• What you should do
Read the listing below and copy out every line that holds "docker".

=-=-=-=-=

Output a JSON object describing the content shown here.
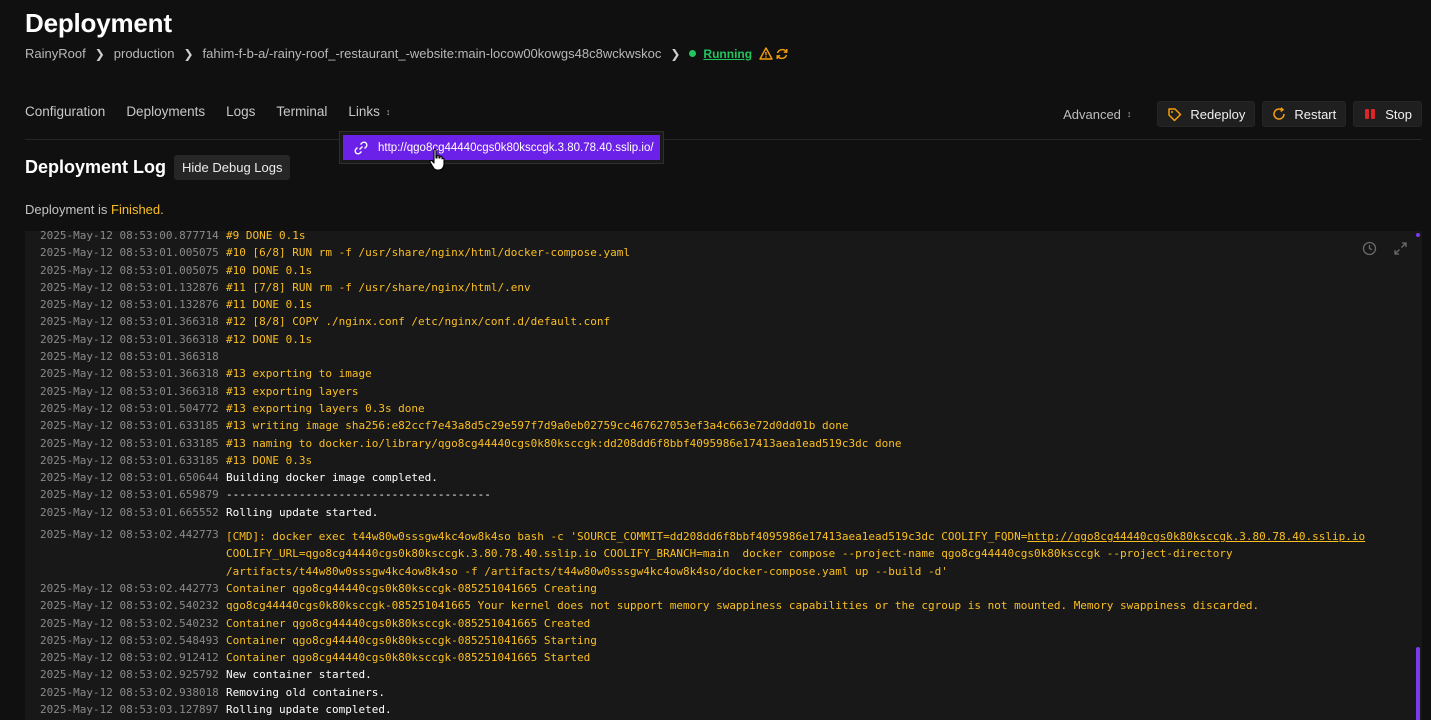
{
  "header": {
    "title": "Deployment",
    "breadcrumb": {
      "project": "RainyRoof",
      "environment": "production",
      "resource": "fahim-f-b-a/-rainy-roof_-restaurant_-website:main-locow00kowgs48c8wckwskoc",
      "status": "Running",
      "status_color": "#22c55e"
    }
  },
  "nav": {
    "tabs": [
      "Configuration",
      "Deployments",
      "Logs",
      "Terminal",
      "Links"
    ],
    "advanced_label": "Advanced",
    "redeploy_label": "Redeploy",
    "restart_label": "Restart",
    "stop_label": "Stop"
  },
  "links_dropdown": {
    "url": "http://qgo8cg44440cgs0k80ksccgk.3.80.78.40.sslip.io/"
  },
  "deployment_log": {
    "title": "Deployment Log",
    "debug_button": "Hide Debug Logs",
    "status_prefix": "Deployment is",
    "status_value": "Finished.",
    "lines": [
      {
        "ts": "2025-May-12 08:53:00.877714",
        "msg": "#9 DONE 0.1s",
        "tone": "warn"
      },
      {
        "ts": "2025-May-12 08:53:01.005075",
        "msg": "#10 [6/8] RUN rm -f /usr/share/nginx/html/docker-compose.yaml",
        "tone": "warn"
      },
      {
        "ts": "2025-May-12 08:53:01.005075",
        "msg": "#10 DONE 0.1s",
        "tone": "warn"
      },
      {
        "ts": "2025-May-12 08:53:01.132876",
        "msg": "#11 [7/8] RUN rm -f /usr/share/nginx/html/.env",
        "tone": "warn"
      },
      {
        "ts": "2025-May-12 08:53:01.132876",
        "msg": "#11 DONE 0.1s",
        "tone": "warn"
      },
      {
        "ts": "2025-May-12 08:53:01.366318",
        "msg": "#12 [8/8] COPY ./nginx.conf /etc/nginx/conf.d/default.conf",
        "tone": "warn"
      },
      {
        "ts": "2025-May-12 08:53:01.366318",
        "msg": "#12 DONE 0.1s",
        "tone": "warn"
      },
      {
        "ts": "2025-May-12 08:53:01.366318",
        "msg": "",
        "tone": "warn"
      },
      {
        "ts": "2025-May-12 08:53:01.366318",
        "msg": "#13 exporting to image",
        "tone": "warn"
      },
      {
        "ts": "2025-May-12 08:53:01.366318",
        "msg": "#13 exporting layers",
        "tone": "warn"
      },
      {
        "ts": "2025-May-12 08:53:01.504772",
        "msg": "#13 exporting layers 0.3s done",
        "tone": "warn"
      },
      {
        "ts": "2025-May-12 08:53:01.633185",
        "msg": "#13 writing image sha256:e82ccf7e43a8d5c29e597f7d9a0eb02759cc467627053ef3a4c663e72d0dd01b done",
        "tone": "warn"
      },
      {
        "ts": "2025-May-12 08:53:01.633185",
        "msg": "#13 naming to docker.io/library/qgo8cg44440cgs0k80ksccgk:dd208dd6f8bbf4095986e17413aea1ead519c3dc done",
        "tone": "warn"
      },
      {
        "ts": "2025-May-12 08:53:01.633185",
        "msg": "#13 DONE 0.3s",
        "tone": "warn"
      },
      {
        "ts": "2025-May-12 08:53:01.650644",
        "msg": "Building docker image completed.",
        "tone": "normal"
      },
      {
        "ts": "2025-May-12 08:53:01.659879",
        "msg": "----------------------------------------",
        "tone": "normal"
      },
      {
        "ts": "2025-May-12 08:53:01.665552",
        "msg": "Rolling update started.",
        "tone": "normal"
      }
    ],
    "cmd_block": {
      "ts": "2025-May-12 08:53:02.442773",
      "line1_prefix": "[CMD]: docker exec t44w80w0sssgw4kc4ow8k4so bash -c 'SOURCE_COMMIT=dd208dd6f8bbf4095986e17413aea1ead519c3dc COOLIFY_FQDN=",
      "line1_url": "http://qgo8cg44440cgs0k80ksccgk.3.80.78.40.sslip.io",
      "line2": "COOLIFY_URL=qgo8cg44440cgs0k80ksccgk.3.80.78.40.sslip.io COOLIFY_BRANCH=main  docker compose --project-name qgo8cg44440cgs0k80ksccgk --project-directory",
      "line3": "/artifacts/t44w80w0sssgw4kc4ow8k4so -f /artifacts/t44w80w0sssgw4kc4ow8k4so/docker-compose.yaml up --build -d'"
    },
    "lines_after": [
      {
        "ts": "2025-May-12 08:53:02.442773",
        "msg": "Container qgo8cg44440cgs0k80ksccgk-085251041665  Creating",
        "tone": "warn"
      },
      {
        "ts": "2025-May-12 08:53:02.540232",
        "msg": "qgo8cg44440cgs0k80ksccgk-085251041665 Your kernel does not support memory swappiness capabilities or the cgroup is not mounted. Memory swappiness discarded.",
        "tone": "warn"
      },
      {
        "ts": "2025-May-12 08:53:02.540232",
        "msg": "Container qgo8cg44440cgs0k80ksccgk-085251041665  Created",
        "tone": "warn"
      },
      {
        "ts": "2025-May-12 08:53:02.548493",
        "msg": "Container qgo8cg44440cgs0k80ksccgk-085251041665  Starting",
        "tone": "warn"
      },
      {
        "ts": "2025-May-12 08:53:02.912412",
        "msg": "Container qgo8cg44440cgs0k80ksccgk-085251041665  Started",
        "tone": "warn"
      },
      {
        "ts": "2025-May-12 08:53:02.925792",
        "msg": "New container started.",
        "tone": "normal"
      },
      {
        "ts": "2025-May-12 08:53:02.938018",
        "msg": "Removing old containers.",
        "tone": "normal"
      },
      {
        "ts": "2025-May-12 08:53:03.127897",
        "msg": "Rolling update completed.",
        "tone": "normal"
      }
    ]
  },
  "colors": {
    "accent": "#6b21e8",
    "warn_text": "#fbbf24",
    "stop_icon": "#dc2626",
    "redeploy_icon": "#f59e0b"
  }
}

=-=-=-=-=

• Your solution
        "msg": "#10 [6/8] RUN rm -f /usr/share/nginx/html/docker-compose.yaml",
        "msg": "#13 naming to docker.io/library/qgo8cg44440cgs0k80ksccgk:dd208dd6f8bbf4095986e17413aea1ead519c3dc done",
        "msg": "Building docker image completed.",
      "line1_prefix": "[CMD]: docker exec t44w80w0sssgw4kc4ow8k4so bash -c 'SOURCE_COMMIT=dd208dd6f8bbf4095986e17413aea1ead519c3dc COOLIFY_FQDN=",
      "line2": "COOLIFY_URL=qgo8cg44440cgs0k80ksccgk.3.80.78.40.sslip.io COOLIFY_BRANCH=main  docker compose --project-name qgo8cg44440cgs0k80ksccgk --project-directory",
      "line3": "/artifacts/t44w80w0sssgw4kc4ow8k4so -f /artifacts/t44w80w0sssgw4kc4ow8k4so/docker-compose.yaml up --build -d'"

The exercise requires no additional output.